I support our mainstream art in panning the goldfields of speculation for sparkling nuggets of cosmic wonderment. Science has seemed to be dragging its collective ass on investigating what happens to dead people, so perhaps it’s up to the arts community to throttle up the exploration.

Places all over the Internet house virtual museums of anecdotal evidence of soul survival including near-death experiences, after-death communication, out-of-body experiences, mediumship, and so on. Even my casual perusal of Facebook groups yields stuff that would make intriguing movie magic.

Art is art. It is often fiction. It speculates. But because it is free from having to be scientific, it lets us explore “what if” possibilities with more gusto.

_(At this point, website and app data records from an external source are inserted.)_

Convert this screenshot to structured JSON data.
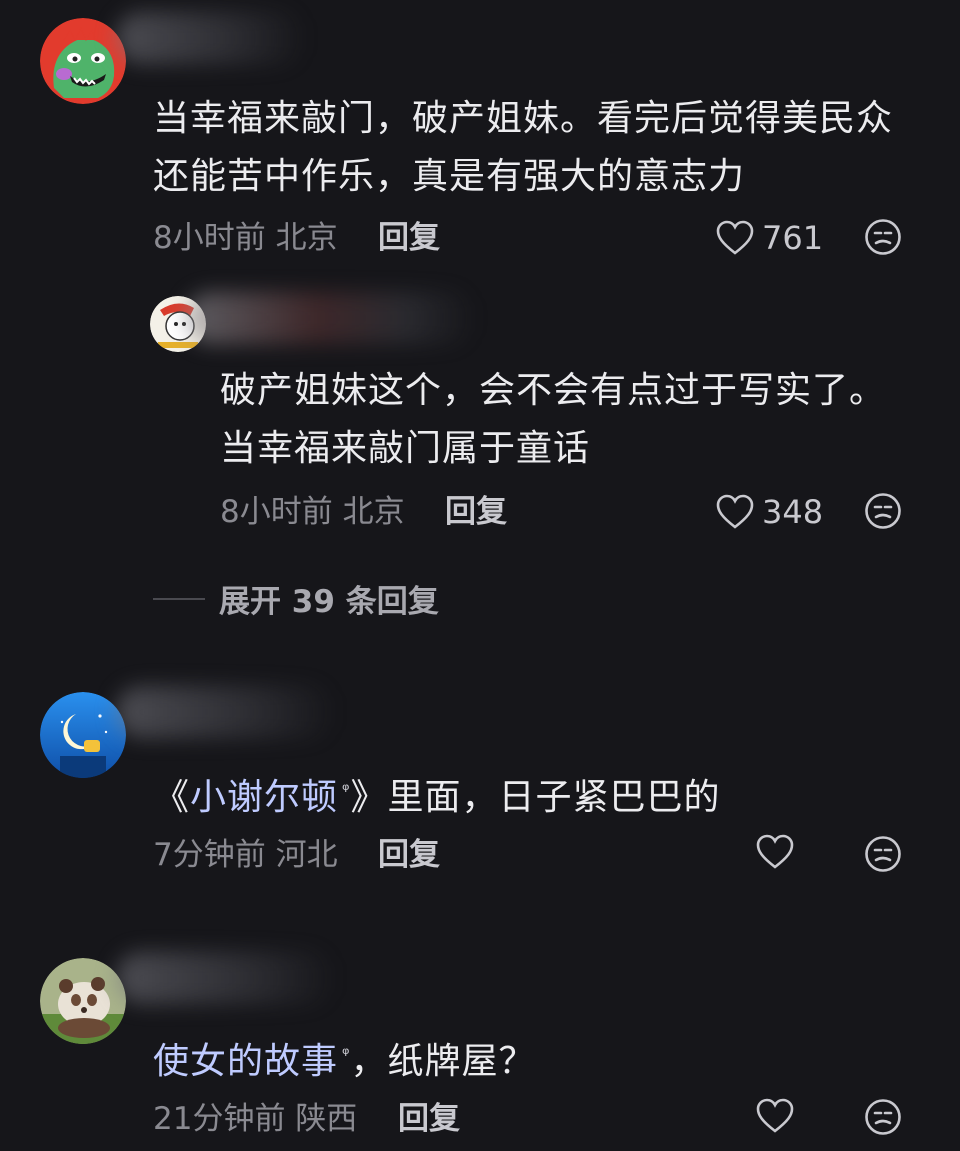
{
  "comments": [
    {
      "text_line1": "当幸福来敲门，破产姐妹。看完后觉得美民众",
      "text_line2": "还能苦中作乐，真是有强大的意志力",
      "time": "8小时前",
      "location": "北京",
      "reply_label": "回复",
      "likes": "761",
      "avatar_icon": "dinosaur-avatar-icon",
      "avatar_color": "#e23b2d"
    },
    {
      "text_line1": "破产姐妹这个，会不会有点过于写实了。",
      "text_line2": "当幸福来敲门属于童话",
      "time": "8小时前",
      "location": "北京",
      "reply_label": "回复",
      "likes": "348",
      "avatar_icon": "cartoon-avatar-icon"
    },
    {
      "text_prefix": "《",
      "text_link": "小谢尔顿",
      "text_suffix": "》里面，日子紧巴巴的",
      "time": "7分钟前",
      "location": "河北",
      "reply_label": "回复",
      "likes": "",
      "avatar_icon": "moon-avatar-icon",
      "avatar_color": "#1f7fe0"
    },
    {
      "text_link": "使女的故事",
      "text_suffix": "，纸牌屋？",
      "time": "21分钟前",
      "location": "陕西",
      "reply_label": "回复",
      "avatar_icon": "panda-avatar-icon"
    }
  ],
  "expand_replies": "展开 39 条回复",
  "search_mark": "ᵠ"
}
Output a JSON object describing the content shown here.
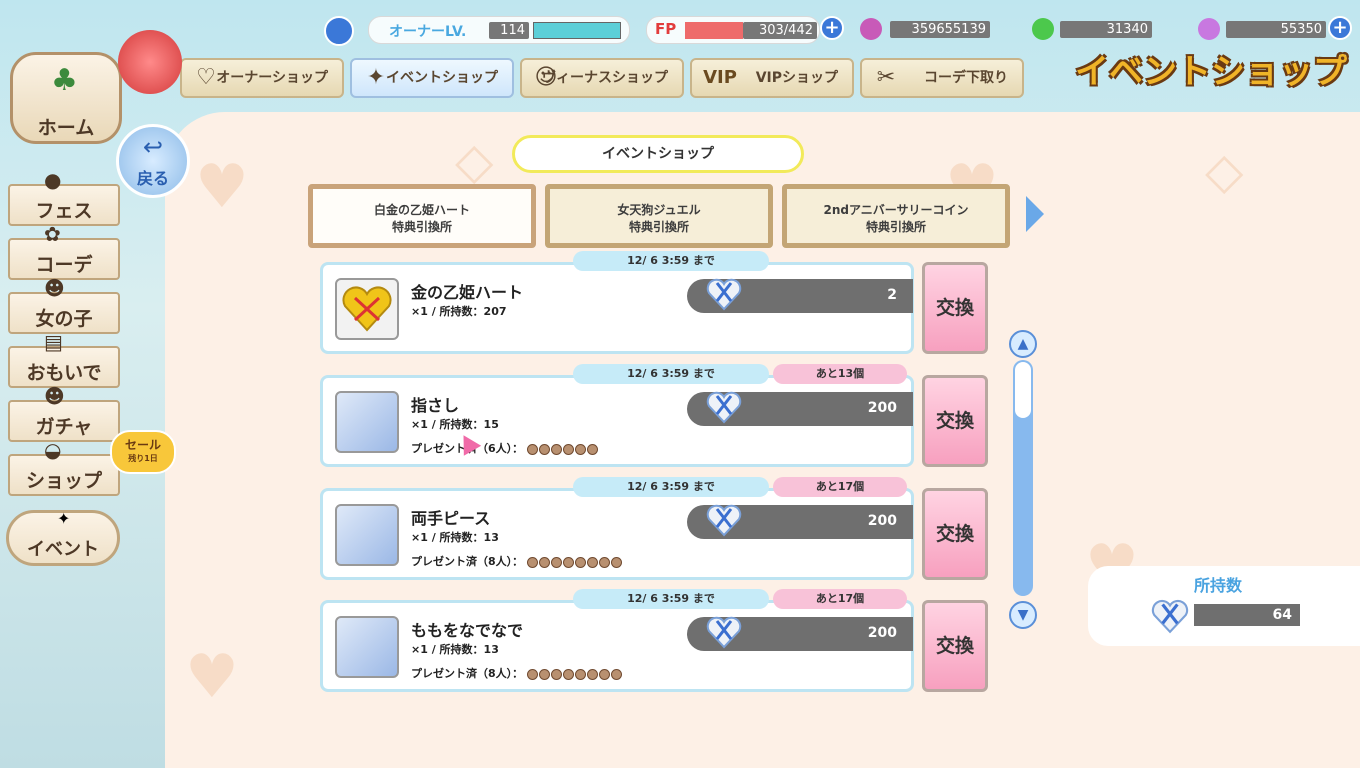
{
  "header": {
    "page_title": "イベントショップ",
    "owner_level_label": "オーナーLV.",
    "owner_level": "114",
    "fp_label": "FP",
    "fp_value": "303/442",
    "currency_1": "359655139",
    "currency_2": "31340",
    "currency_3": "55350"
  },
  "shop_tabs": [
    {
      "label": "オーナーショップ",
      "icon": "fp-coin-icon"
    },
    {
      "label": "イベントショップ",
      "icon": "confetti-icon",
      "active": true
    },
    {
      "label": "ヴィーナスショップ",
      "icon": "venus-face-icon"
    },
    {
      "label": "VIPショップ",
      "icon": "vip-icon",
      "badge": "VIP"
    },
    {
      "label": "コーデ下取り",
      "icon": "outfit-icon"
    }
  ],
  "sidebar": {
    "home_label": "ホーム",
    "back_label": "戻る",
    "items": [
      {
        "label": "フェス"
      },
      {
        "label": "コーデ"
      },
      {
        "label": "女の子"
      },
      {
        "label": "おもいで"
      },
      {
        "label": "ガチャ"
      },
      {
        "label": "ショップ"
      },
      {
        "label": "イベント"
      }
    ],
    "sale_badge": "セール",
    "sale_sub": "残り1日"
  },
  "section_title": "イベントショップ",
  "event_tabs": [
    {
      "line1": "白金の乙姫ハート",
      "line2": "特典引換所",
      "active": true
    },
    {
      "line1": "女天狗ジュエル",
      "line2": "特典引換所"
    },
    {
      "line1": "2ndアニバーサリーコイン",
      "line2": "特典引換所"
    }
  ],
  "items": [
    {
      "name": "金の乙姫ハート",
      "sub": "×1 / 所持数：207",
      "deadline": "12/ 6 3:59 まで",
      "remain": "",
      "gift": "",
      "cost": "2",
      "button": "交換"
    },
    {
      "name": "指さし",
      "sub": "×1 / 所持数：15",
      "deadline": "12/ 6 3:59 まで",
      "remain": "あと13個",
      "gift": "プレゼント済（6人）：",
      "cost": "200",
      "button": "交換"
    },
    {
      "name": "両手ピース",
      "sub": "×1 / 所持数：13",
      "deadline": "12/ 6 3:59 まで",
      "remain": "あと17個",
      "gift": "プレゼント済（8人）：",
      "cost": "200",
      "button": "交換"
    },
    {
      "name": "ももをなでなで",
      "sub": "×1 / 所持数：13",
      "deadline": "12/ 6 3:59 まで",
      "remain": "あと17個",
      "gift": "プレゼント済（8人）：",
      "cost": "200",
      "button": "交換"
    }
  ],
  "owned": {
    "label": "所持数",
    "value": "64"
  },
  "colors": {
    "accent_blue": "#3b78d8",
    "exchange_pink": "#f7a0bf",
    "panel_bg": "#fdf0e6"
  }
}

In one of my current projects, I follow a successful advertising copywriter through his fatal car crash into spirit. I have been inventing a heaven for him to dwell in. So far that sounds like Defending Your Life, Albert Brooks’ inventive romantic comedy about an ad exec who winds up in judgment City for his afterlife review trial.

Some friends thought the 1991 film wimped out by going for too many laughs instead of exploring what heaven was. Yet I found the whole afterlife trial so compelling that I used it as a spiritual anchor. I often found myself wondering how my actions would play out if there was such a life review. Later as I studied more about near-death experiences and the life reviews many of these people faced, Defending Your Life seemed headier than ever.

But it also just whet my appetite for more. I keep thinking that if 10% of the movies we devote to crime and war and other forms of killing were devoted instead to exploring spiritual possibilities, our cosmic purpose for being on earth, positive solutions to our planetary woes, and what happens after death, we would be a much different society.

What do you think?